**Prompt**:
For the string "title", count the lines in the records below that contain it. Answer with that number alone.

───── Excerpted data

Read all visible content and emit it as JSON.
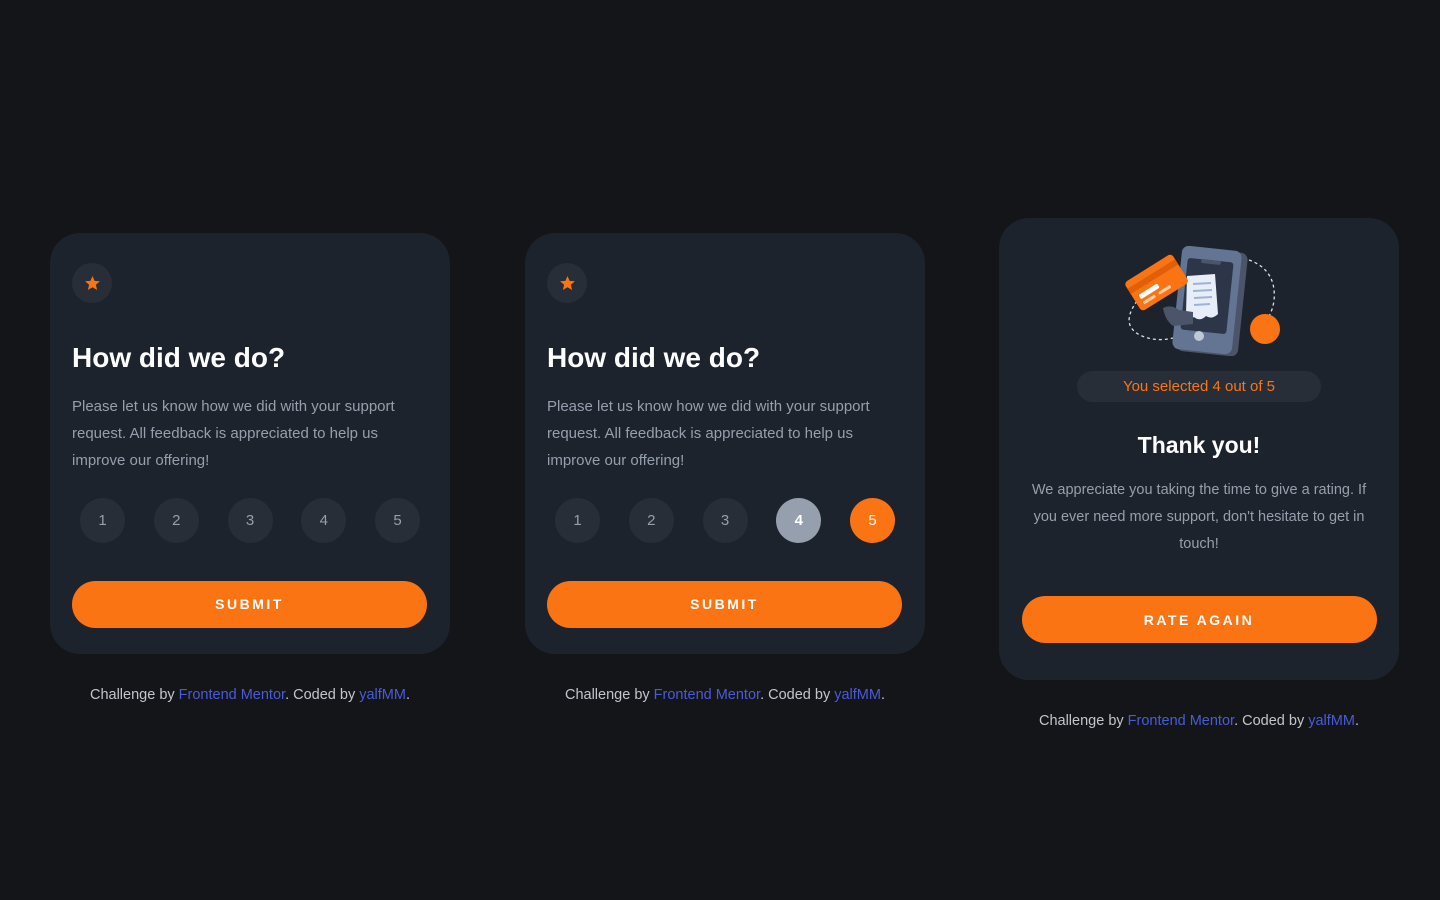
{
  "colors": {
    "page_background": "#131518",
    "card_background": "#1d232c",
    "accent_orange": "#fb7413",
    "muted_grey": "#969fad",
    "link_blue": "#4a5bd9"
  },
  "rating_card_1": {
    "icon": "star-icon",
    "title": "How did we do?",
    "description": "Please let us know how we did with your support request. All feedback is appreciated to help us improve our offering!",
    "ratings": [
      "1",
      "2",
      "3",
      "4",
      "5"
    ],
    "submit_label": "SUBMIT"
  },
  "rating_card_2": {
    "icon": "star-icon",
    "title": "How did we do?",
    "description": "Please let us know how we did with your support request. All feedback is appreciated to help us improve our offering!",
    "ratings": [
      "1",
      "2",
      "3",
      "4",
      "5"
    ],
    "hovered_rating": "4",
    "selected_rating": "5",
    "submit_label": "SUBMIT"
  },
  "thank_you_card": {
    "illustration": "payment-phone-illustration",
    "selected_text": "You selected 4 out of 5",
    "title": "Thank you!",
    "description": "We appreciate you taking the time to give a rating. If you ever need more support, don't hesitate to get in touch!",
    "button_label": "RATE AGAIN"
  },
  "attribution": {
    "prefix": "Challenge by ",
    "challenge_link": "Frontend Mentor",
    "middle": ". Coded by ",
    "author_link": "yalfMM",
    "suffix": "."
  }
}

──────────
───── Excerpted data

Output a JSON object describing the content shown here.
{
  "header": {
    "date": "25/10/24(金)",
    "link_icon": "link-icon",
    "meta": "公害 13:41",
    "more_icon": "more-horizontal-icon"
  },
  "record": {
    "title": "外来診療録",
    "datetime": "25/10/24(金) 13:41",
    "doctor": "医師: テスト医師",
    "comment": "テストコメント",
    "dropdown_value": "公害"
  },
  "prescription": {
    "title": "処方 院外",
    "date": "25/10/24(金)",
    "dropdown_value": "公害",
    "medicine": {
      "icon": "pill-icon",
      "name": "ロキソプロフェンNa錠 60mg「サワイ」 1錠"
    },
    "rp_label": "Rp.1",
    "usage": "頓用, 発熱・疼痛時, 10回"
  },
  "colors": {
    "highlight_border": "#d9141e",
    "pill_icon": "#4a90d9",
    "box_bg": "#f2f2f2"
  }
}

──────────
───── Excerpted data

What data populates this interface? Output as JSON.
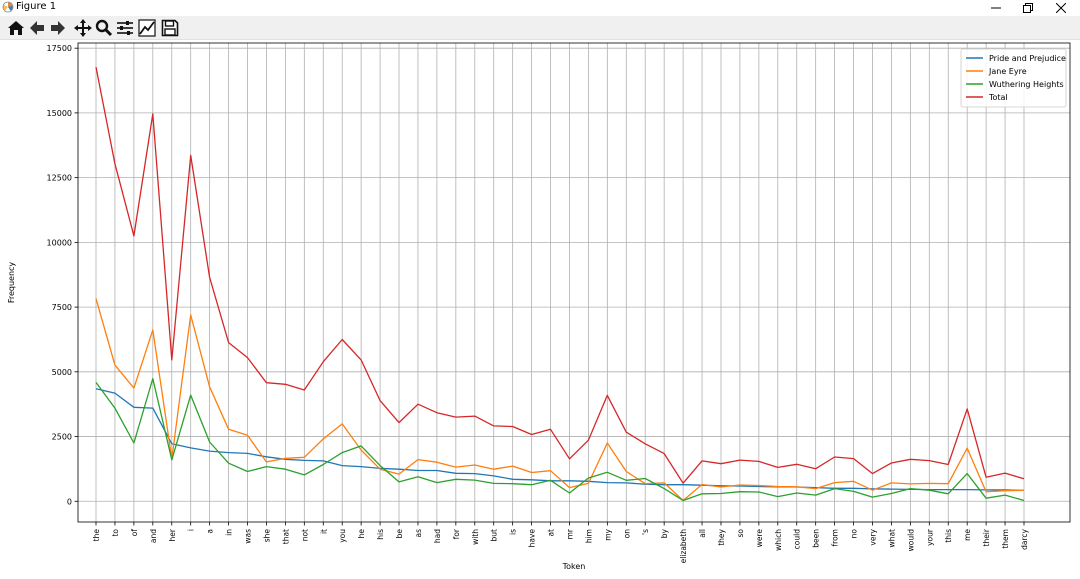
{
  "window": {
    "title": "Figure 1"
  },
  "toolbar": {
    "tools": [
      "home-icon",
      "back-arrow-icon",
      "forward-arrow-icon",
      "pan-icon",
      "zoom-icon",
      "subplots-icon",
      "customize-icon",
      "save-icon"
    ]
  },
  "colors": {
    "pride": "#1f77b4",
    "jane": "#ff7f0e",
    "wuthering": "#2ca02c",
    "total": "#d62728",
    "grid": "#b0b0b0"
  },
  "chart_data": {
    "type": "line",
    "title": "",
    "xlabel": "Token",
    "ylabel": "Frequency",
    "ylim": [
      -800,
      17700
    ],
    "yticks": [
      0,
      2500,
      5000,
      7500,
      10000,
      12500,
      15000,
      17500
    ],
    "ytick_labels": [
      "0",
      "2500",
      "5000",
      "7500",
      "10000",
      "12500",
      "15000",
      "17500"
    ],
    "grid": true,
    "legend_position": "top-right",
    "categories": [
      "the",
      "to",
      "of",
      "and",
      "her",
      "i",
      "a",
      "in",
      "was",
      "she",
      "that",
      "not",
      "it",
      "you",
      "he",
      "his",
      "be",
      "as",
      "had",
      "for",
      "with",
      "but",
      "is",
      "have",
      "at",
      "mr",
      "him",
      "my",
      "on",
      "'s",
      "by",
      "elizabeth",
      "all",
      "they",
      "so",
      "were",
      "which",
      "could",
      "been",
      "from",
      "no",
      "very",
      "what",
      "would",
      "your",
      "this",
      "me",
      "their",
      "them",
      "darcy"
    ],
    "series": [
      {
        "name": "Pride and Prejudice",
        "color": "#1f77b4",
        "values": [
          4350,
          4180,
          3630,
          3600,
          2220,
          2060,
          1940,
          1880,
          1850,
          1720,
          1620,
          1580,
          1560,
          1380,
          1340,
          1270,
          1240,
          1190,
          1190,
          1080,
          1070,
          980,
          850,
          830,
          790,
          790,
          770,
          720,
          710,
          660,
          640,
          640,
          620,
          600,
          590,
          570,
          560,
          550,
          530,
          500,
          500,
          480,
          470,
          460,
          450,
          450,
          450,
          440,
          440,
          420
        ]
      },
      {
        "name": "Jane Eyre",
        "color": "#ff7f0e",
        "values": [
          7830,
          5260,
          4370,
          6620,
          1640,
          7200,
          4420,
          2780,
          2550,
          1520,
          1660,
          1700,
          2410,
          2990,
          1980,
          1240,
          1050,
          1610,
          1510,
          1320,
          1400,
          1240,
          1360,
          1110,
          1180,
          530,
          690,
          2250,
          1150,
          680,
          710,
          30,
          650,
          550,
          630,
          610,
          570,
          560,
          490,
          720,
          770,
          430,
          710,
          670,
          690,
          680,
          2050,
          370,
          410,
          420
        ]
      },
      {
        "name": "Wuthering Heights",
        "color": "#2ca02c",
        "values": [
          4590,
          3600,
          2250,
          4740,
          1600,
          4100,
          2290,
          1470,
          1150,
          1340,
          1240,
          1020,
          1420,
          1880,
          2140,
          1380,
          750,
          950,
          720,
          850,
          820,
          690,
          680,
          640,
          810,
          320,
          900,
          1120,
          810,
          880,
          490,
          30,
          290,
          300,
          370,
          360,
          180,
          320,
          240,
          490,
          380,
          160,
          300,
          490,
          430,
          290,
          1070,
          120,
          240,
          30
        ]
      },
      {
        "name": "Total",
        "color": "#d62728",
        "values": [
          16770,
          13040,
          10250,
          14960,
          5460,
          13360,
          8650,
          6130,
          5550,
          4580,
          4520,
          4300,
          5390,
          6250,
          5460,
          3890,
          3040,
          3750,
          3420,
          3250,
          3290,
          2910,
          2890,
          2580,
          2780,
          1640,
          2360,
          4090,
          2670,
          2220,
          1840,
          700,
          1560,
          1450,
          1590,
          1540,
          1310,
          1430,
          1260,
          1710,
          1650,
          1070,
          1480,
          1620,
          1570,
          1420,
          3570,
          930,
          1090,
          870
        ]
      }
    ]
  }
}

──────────

**Answer box**:
7